(Entries taken from a collection)
※ ※ ※

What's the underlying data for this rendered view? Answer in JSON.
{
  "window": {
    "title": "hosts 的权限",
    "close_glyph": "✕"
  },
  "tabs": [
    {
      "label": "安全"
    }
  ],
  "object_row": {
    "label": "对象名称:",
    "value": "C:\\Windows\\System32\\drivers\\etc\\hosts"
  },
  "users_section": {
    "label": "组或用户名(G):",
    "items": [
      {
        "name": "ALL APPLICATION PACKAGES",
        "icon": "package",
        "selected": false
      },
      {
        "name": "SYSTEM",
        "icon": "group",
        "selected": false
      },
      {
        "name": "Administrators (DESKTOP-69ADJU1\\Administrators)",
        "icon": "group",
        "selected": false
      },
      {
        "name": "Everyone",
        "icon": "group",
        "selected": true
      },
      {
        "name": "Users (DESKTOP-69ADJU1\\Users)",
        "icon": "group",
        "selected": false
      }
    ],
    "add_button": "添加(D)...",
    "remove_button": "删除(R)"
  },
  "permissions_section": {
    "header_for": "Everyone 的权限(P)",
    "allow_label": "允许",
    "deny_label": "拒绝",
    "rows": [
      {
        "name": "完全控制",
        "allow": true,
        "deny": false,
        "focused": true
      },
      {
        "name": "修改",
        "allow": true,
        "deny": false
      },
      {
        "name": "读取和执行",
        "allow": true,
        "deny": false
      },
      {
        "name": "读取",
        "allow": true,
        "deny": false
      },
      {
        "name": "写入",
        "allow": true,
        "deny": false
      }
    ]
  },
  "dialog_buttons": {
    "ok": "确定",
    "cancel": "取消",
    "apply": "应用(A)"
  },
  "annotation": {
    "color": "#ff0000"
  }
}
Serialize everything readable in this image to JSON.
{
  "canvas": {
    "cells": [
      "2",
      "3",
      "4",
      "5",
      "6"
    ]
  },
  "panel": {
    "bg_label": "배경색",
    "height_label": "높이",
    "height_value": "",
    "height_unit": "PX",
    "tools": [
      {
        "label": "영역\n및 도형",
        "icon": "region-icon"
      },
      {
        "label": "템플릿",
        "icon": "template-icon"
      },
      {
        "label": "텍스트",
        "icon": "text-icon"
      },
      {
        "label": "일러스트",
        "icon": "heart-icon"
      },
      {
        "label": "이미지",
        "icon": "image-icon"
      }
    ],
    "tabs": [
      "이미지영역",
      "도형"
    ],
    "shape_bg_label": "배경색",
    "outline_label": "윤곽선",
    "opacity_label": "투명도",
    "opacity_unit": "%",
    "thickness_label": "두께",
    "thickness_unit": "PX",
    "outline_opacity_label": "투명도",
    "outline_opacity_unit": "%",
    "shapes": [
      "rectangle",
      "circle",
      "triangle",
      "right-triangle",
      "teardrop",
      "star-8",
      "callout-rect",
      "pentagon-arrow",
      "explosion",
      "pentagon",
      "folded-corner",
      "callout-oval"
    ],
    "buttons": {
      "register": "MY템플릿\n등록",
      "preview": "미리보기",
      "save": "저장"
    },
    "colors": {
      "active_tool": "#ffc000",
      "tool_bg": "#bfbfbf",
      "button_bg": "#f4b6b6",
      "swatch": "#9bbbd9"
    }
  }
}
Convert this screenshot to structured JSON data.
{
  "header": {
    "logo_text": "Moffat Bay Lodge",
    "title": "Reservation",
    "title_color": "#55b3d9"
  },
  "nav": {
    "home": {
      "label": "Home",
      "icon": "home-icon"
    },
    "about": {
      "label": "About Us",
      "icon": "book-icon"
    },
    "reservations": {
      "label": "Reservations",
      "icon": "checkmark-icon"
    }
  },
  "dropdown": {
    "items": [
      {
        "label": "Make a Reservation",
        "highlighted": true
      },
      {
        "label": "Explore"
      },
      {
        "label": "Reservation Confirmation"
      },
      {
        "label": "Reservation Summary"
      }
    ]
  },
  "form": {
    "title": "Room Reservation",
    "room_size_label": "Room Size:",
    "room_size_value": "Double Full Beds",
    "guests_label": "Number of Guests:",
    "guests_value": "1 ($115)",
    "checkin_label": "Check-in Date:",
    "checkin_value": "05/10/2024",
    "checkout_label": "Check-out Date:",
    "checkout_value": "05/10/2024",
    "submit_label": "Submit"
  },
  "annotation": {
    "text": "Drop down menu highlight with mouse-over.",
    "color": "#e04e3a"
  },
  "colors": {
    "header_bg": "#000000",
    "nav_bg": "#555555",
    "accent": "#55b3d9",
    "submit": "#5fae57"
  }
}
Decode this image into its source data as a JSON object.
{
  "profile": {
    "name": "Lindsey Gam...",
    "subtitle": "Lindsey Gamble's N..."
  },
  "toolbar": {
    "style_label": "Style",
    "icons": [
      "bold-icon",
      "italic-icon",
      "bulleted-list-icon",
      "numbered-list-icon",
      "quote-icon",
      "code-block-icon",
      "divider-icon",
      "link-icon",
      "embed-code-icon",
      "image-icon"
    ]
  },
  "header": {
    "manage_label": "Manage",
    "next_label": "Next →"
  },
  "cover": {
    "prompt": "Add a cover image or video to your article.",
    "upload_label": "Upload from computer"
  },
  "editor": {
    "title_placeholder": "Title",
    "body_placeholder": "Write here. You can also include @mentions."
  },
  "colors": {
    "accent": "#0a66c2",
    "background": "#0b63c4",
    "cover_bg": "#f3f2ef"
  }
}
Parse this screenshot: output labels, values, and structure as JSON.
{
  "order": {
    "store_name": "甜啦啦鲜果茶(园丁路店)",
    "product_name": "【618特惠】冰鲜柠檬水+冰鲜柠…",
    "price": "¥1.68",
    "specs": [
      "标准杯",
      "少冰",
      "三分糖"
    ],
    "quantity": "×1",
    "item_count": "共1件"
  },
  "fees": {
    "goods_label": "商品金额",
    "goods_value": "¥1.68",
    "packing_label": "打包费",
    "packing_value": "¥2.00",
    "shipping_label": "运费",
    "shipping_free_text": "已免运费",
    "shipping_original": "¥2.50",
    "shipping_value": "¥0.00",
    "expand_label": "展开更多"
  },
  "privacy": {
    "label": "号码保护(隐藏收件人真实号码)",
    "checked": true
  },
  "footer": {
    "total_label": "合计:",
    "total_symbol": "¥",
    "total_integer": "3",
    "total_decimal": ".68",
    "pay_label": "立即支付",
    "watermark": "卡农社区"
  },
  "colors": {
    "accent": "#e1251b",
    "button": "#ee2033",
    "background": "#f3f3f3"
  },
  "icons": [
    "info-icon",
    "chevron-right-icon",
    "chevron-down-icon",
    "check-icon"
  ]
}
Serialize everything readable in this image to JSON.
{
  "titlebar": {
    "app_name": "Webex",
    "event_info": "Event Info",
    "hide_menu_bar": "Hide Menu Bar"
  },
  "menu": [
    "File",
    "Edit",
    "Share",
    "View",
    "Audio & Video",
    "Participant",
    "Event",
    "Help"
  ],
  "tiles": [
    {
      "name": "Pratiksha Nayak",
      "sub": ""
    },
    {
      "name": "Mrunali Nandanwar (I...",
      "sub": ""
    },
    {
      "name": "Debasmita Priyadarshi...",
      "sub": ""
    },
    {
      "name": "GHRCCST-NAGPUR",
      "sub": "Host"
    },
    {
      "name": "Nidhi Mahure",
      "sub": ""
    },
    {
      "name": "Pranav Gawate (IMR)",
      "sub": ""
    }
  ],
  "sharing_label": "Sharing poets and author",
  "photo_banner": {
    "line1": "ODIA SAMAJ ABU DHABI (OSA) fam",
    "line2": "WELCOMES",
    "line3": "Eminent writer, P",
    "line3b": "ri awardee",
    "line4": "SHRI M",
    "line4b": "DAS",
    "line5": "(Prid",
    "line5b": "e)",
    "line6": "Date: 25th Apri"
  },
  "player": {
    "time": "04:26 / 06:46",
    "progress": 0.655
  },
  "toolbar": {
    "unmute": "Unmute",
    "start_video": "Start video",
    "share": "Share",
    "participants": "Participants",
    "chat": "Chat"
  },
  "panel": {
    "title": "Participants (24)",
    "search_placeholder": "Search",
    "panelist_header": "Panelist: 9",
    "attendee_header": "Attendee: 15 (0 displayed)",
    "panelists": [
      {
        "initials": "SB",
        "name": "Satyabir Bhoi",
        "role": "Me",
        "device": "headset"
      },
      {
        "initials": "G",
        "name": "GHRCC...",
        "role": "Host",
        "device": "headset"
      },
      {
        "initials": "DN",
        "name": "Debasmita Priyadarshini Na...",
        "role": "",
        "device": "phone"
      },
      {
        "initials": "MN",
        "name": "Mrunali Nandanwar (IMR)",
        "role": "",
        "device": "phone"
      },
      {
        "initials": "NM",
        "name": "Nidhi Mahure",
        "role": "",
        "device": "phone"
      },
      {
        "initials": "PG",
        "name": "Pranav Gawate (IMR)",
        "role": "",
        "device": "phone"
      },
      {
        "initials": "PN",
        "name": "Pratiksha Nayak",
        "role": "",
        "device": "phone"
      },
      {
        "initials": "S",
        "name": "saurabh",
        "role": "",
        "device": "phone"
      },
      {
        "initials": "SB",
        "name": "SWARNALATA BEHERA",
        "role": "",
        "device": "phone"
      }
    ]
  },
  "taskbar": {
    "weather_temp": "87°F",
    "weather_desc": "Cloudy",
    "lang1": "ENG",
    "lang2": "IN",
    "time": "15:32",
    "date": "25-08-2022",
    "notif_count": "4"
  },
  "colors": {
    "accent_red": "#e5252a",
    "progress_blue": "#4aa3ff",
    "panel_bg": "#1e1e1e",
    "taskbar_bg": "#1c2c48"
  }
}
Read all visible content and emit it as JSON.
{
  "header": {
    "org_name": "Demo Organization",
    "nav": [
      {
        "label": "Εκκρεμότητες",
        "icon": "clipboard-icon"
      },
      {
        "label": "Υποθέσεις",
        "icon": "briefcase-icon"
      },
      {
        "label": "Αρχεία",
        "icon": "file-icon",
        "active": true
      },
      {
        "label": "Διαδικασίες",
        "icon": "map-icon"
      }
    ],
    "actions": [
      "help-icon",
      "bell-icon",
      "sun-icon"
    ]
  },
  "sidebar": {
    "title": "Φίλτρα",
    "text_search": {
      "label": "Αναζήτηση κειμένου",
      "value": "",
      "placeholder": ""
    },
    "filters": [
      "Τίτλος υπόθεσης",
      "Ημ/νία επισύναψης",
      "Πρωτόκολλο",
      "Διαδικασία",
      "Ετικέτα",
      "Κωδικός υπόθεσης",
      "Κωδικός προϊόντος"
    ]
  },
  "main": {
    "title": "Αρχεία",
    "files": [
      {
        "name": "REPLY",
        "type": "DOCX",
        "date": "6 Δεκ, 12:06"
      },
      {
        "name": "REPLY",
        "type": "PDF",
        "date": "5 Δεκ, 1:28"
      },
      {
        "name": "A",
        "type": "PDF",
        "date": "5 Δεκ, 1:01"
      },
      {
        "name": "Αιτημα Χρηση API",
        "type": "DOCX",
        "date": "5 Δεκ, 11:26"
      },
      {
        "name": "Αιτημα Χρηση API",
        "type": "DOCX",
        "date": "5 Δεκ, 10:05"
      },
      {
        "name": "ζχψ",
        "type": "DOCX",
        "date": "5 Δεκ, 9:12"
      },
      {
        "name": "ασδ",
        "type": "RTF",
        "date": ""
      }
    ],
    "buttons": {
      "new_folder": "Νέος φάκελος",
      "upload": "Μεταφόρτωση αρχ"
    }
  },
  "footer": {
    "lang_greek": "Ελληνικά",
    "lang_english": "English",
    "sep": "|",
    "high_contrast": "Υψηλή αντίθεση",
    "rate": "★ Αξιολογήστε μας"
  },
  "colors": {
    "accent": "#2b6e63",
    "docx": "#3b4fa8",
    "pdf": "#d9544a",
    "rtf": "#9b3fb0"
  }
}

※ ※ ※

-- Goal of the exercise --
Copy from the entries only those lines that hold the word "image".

-- Response box --
Serialize everything readable in this image to JSON.
        "icon": "image-icon"
Decode this image into its source data as a JSON object.
      "image-icon"
    "prompt": "Add a cover image or video to your article.",
Serialize everything readable in this image to JSON.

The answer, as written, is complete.